I hate hate hate folding laundry. I don’t know why but when I do, honestly, it just has to be “good enough” so perfectly organized piles of laundry are so not going to be on display in our house. Concealed storage is my friend! Close the door and forget it!
2.) Keep it Simple
In Jack’s nursery, we have three colors: white, black, and sea foam green. By having most of the stuff be white, not only did we keep everything gender neutral, and easy to clean (bleach out any stains!) But, everything looks intentional and pretty pulled together. When everything matches, it lets your eyes “rest.” Your eyes aren’t bouncing from thing to thing. The room already looks organized. I wrote a little more about this, in this post “How to Add Color to a Gender Neutral Nursery.” Even in our tiny old nursery, it had three color: navy blue, green (rug), and white!
(and notice the concealed storage believe me those wire drawers didn’t usually look like that!)
3.) Think about Real Daily Life
What do babies do a ton of? Sleep, nurse, and poop. So your changing station needs to be pretty and functional. Again, hide the necessary stuff and invest in cute accessories that make it look better. If you use a dresser, put your diapers in the top drawer. I have never had the luxury of using a full dresser for a changing table, so I use baskets and hidden storage to hide the supplies. In Jack’s room, I use his two drawers to hold disposable diapers and all the lotions and ointments (diaper rash cream, eco-friendly petroleum balm, DHA and Vitamin D drops.) But wipes are on top and always accessible because I those constantly! So make sure you have an easy to use changing station with all the supplies in an arm’s reach because you don’t want to have to run to the bathroom to find the diaper cream with a baby with no diaper!
(how the changing table has evolved since Jack started rolling over, I now change him on the ground in front of it.)
For nursing, make sure you have a comfortable rocking chair (our DIY upholstered rocking chair) with a small table or something to rest a drink, a book (or Kindle), and a soft light. I have used this himalayan salt light in the past as a nightlight with both my babies I figured it is always helpful for the air quality as well as the soft light it emitted. I put it away after the four month mark so the room is darker for sleeping. And I feel better about running the electronics in there too (monitor and noise machine.) I know it is probably super hippie of me, but it makes me feel good. A little stool is helpful for resting your feet on and gives you a nice angle for breastfeeding. I have never had a nursing stool per se, but this cute faux fur one (from Target years ago) looks cute and does the job (and cost less than $20!)

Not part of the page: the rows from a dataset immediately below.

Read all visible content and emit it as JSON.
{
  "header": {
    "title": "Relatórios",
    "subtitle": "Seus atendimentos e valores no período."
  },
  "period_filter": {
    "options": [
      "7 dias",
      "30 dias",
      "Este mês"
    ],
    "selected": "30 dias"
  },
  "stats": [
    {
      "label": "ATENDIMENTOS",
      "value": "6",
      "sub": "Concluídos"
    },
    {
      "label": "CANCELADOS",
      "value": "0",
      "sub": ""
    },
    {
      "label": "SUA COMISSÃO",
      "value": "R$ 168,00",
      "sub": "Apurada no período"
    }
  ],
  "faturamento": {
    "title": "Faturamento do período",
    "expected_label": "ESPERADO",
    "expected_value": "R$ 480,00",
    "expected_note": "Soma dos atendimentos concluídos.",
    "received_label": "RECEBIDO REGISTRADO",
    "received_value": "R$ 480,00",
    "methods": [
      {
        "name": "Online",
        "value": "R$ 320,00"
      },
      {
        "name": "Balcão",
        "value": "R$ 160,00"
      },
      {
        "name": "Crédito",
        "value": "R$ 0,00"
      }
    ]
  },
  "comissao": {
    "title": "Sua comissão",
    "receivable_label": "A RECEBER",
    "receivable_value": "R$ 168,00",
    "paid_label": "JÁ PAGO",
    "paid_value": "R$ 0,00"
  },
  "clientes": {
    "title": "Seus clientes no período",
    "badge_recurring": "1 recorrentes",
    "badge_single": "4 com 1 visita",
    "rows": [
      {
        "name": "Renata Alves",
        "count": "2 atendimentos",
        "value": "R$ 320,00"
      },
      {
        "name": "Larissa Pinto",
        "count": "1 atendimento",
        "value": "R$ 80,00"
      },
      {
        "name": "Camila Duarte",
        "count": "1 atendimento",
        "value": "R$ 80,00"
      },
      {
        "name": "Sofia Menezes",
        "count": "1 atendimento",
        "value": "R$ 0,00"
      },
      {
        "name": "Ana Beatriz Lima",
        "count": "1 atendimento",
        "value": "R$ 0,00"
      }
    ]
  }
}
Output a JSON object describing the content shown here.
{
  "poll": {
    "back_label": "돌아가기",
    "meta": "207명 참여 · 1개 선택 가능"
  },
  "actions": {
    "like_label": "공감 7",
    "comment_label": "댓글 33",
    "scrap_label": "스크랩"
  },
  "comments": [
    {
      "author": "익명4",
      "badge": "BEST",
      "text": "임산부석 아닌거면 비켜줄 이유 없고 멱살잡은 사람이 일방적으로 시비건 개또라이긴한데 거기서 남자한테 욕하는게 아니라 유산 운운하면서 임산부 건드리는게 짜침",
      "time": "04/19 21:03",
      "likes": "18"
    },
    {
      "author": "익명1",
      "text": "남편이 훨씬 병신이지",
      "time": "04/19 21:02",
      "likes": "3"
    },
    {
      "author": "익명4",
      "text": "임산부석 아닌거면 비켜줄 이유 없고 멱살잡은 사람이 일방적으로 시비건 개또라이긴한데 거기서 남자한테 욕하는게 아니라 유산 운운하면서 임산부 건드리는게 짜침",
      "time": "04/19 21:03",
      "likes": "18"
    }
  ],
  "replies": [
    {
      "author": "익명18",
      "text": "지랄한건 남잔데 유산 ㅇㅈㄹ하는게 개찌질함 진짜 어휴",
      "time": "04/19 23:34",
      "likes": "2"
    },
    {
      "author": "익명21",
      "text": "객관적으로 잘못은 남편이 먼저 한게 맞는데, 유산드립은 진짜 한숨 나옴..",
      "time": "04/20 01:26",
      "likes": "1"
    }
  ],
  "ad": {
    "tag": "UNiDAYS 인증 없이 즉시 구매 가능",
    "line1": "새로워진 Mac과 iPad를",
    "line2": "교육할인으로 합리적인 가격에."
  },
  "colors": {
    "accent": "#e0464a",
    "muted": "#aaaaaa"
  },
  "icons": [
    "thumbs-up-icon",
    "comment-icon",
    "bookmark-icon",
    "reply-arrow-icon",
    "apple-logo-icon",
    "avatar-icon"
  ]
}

Books are beautifully displayed but also (there aren’t that many if you count them!) If Jack happens to empty the entire shelf, TOPS he is going to have pulled down 10 books. TOPS. And it is super easy to just throw them back up there.
Bowie’s bedroom has the bigger bookcase and Jack isn’t in there all the time, so he can’t do a clean sweep of the books. With that bookcase, he could easily pull down 30 books.
Now, how about you? I have already confessed that our drawers are usually a bit of a hot mess! Evan doesn’t understand it, he’s the neatest laundry folder in the world! Seriously, he could work retail. Me, on the other hand…What is your weakness? What are your rules for an organized nursery? How do you keep your nursery looking beautiful yet functionally organized? Get ready for tomorrow, Katie and I are going to share our best parenting hacks!